It’s over for Google and Radio. The Wall Street Journal reports “radio tripped up Google.” The company is pulling the plug on its attempt to automate radio ad sales on May 31, “exposing how far Google is from its goal of grabbing a big chunk of the multibillion-dollar business of off-line ad sales.” This, after attempts to sell it to others in the radio industry failed.
More from the article:
A look at what went wrong shows that Google misjudged the capacity of its technology to work beyond the Web, and underestimated the human side of the business. Radio stations refused to turn over airtime to a computer algorithm that set prices far lower than their own rates. Big advertisers steered clear.

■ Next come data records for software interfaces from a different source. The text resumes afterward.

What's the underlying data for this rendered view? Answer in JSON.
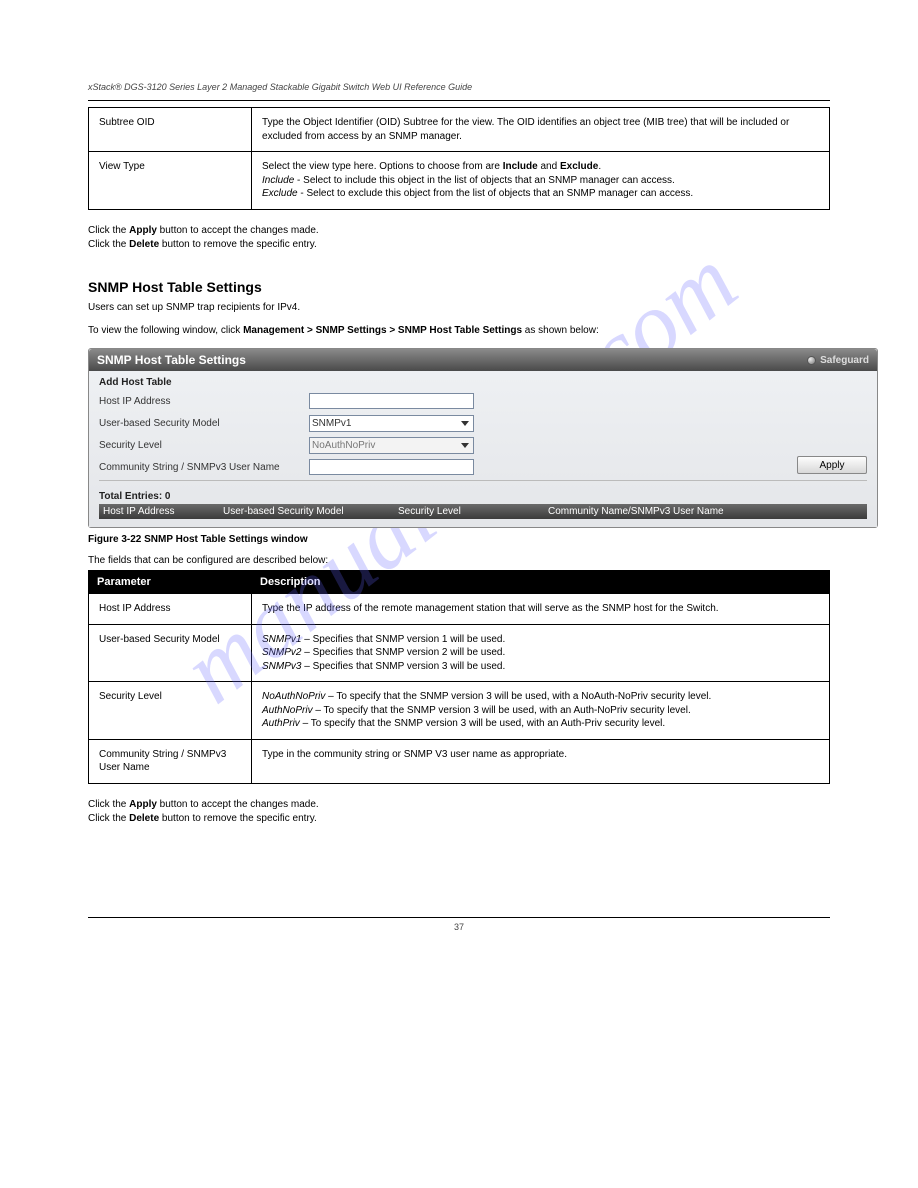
{
  "header": {
    "subtitle": "xStack® DGS-3120 Series Layer 2 Managed Stackable Gigabit Switch Web UI Reference Guide"
  },
  "table1": {
    "rows": [
      {
        "param": "Subtree OID",
        "desc": "Type the Object Identifier (OID) Subtree for the view. The OID identifies an object tree (MIB tree) that will be included or excluded from access by an SNMP manager."
      },
      {
        "param": "View Type",
        "desc_a": "Select the view type here. Options to choose from are ",
        "b1": "Include",
        "mid": " and ",
        "b2": "Exclude",
        "desc_b": ". ",
        "line2a": "Include",
        "line2b": " - Select to include this object in the list of objects that an SNMP manager can access. ",
        "line3a": "Exclude",
        "line3b": " - Select to exclude this object from the list of objects that an SNMP manager can access."
      }
    ]
  },
  "post_table1": {
    "a": "Click the ",
    "b": "Apply",
    "c": " button to accept the changes made. ",
    "d": "Click the ",
    "e": "Delete",
    "f": " button to remove the specific entry."
  },
  "section": {
    "title": "SNMP Host Table Settings",
    "p1": "Users can set up SNMP trap recipients for IPv4.",
    "p2a": "To view the following window, click ",
    "navpath": "Management > SNMP Settings > SNMP Host Table Settings",
    "p2b": " as shown below:"
  },
  "shot": {
    "title": "SNMP Host Table Settings",
    "safeguard": "Safeguard",
    "heading": "Add Host Table",
    "fields": {
      "host_ip_label": "Host IP Address",
      "model_label": "User-based Security Model",
      "model_value": "SNMPv1",
      "level_label": "Security Level",
      "level_value": "NoAuthNoPriv",
      "comm_label": "Community String / SNMPv3 User Name"
    },
    "apply": "Apply",
    "total": "Total Entries: 0",
    "gridheaders": [
      "Host IP Address",
      "User-based Security Model",
      "Security Level",
      "Community Name/SNMPv3 User Name"
    ]
  },
  "caption": "Figure 3-22 SNMP Host Table Settings window",
  "tabledesc": "The fields that can be configured are described below:",
  "table2": {
    "header": [
      "Parameter",
      "Description"
    ],
    "rows": [
      {
        "param": "Host IP Address",
        "desc": "Type the IP address of the remote management station that will serve as the SNMP host for the Switch."
      },
      {
        "param": "User-based Security Model",
        "l1a": "SNMPv1",
        "l1b": " – Specifies that SNMP version 1 will be used.",
        "l2a": "SNMPv2",
        "l2b": " – Specifies that SNMP version 2 will be used.",
        "l3a": "SNMPv3",
        "l3b": " – Specifies that SNMP version 3 will be used."
      },
      {
        "param": "Security Level",
        "l1a": "NoAuthNoPriv",
        "l1b": " – To specify that the SNMP version 3 will be used, with a NoAuth-NoPriv security level.",
        "l2a": "AuthNoPriv",
        "l2b": " – To specify that the SNMP version 3 will be used, with an Auth-NoPriv security level.",
        "l3a": "AuthPriv",
        "l3b": " – To specify that the SNMP version 3 will be used, with an Auth-Priv security level."
      },
      {
        "param": "Community String / SNMPv3 User Name",
        "desc": "Type in the community string or SNMP V3 user name as appropriate."
      }
    ]
  },
  "post_table2": {
    "a": "Click the ",
    "b": "Apply",
    "c": " button to accept the changes made. ",
    "d": "Click the ",
    "e": "Delete",
    "f": " button to remove the specific entry."
  },
  "footer": "37"
}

The company teamed up with Chad and Ryan Steelberg of dMarc Broadcasting, which had developed technology that automated the task of transmitting ads to radio stations, scheduling them and keeping track of when they ran.
The radio venture was relatively small for Google… “but its rare flop in radio has larger implications,” said the story. “Google has been on a mission to extend its wildly successful model for selling ads linked to Internet searches to traditional media such as print and TV. Now it is beating a partial retreat. This year, it also shut its newspaper ad-sales effort. Its remaining toehold in traditional media is an effort to sell TV ads,” said the story.
In a statement, Google said it had “devoted substantial resources” to developing radio and print ads, but the resulting products “didn’t have the impact we had hoped for.”
Google CEO Eric Schmidt, in a brief interview, said the radio effort failed because Google never came up with a good way to measure listener response. On the Web, he explained, Google can charge advertisers based on performance — that is, how many times users click on an ad.
“With an enormous data corpus, our computers can do the math really well,” he said. “But in the audio case, there wasn’t a good signal back to us about which ads performed.”
Several years ago, Google began discussing a bold idea: creating a “dashboard” for chief marketing officers, a tool to let them measure, compare and spend dollars across print, radio, TV and the Internet. “Google executives would never say it out loud, but everyone thought that Google could make advertising agencies unnecessary” for selling ads, a former Google exec told the paper.
Here’s what one industry observer told us off the record: “Google was successful selling search engine click through on an auction model because they initially didn’t have an expensive infrastructure. They hadn’t paid $10 million to buy a radio station and have debt service. So if they sell a click for 5 cents, 50 cents, 5 dollars or 50 dollars, it’s all gravy. A radio station can’t sell a spot for 5 cents when it had debt service on $10 million and hundreds of current advertisers paying $50 or $250 per spot. The high price customers will learn they could buy for 5 cents from Google.”
RBR/TVBR observation: Google couldn’t get beyond remnant inventory to offer advertisers. Agencies did feel threatened by it, because indeed, its very concept eliminates the (necessary) middleman. The system also, inevitably, drove down ad rates—just by its very design. Another complaint was Google’s auction system often sold ads for less than half the price that stations could have gotten selling the spot on its own. Advertisers ended up going around the station’s sales staff to buy cheaper spots through Google. So, many broadcasters saw Google as an enemy and would not give up their inventory for Google to market.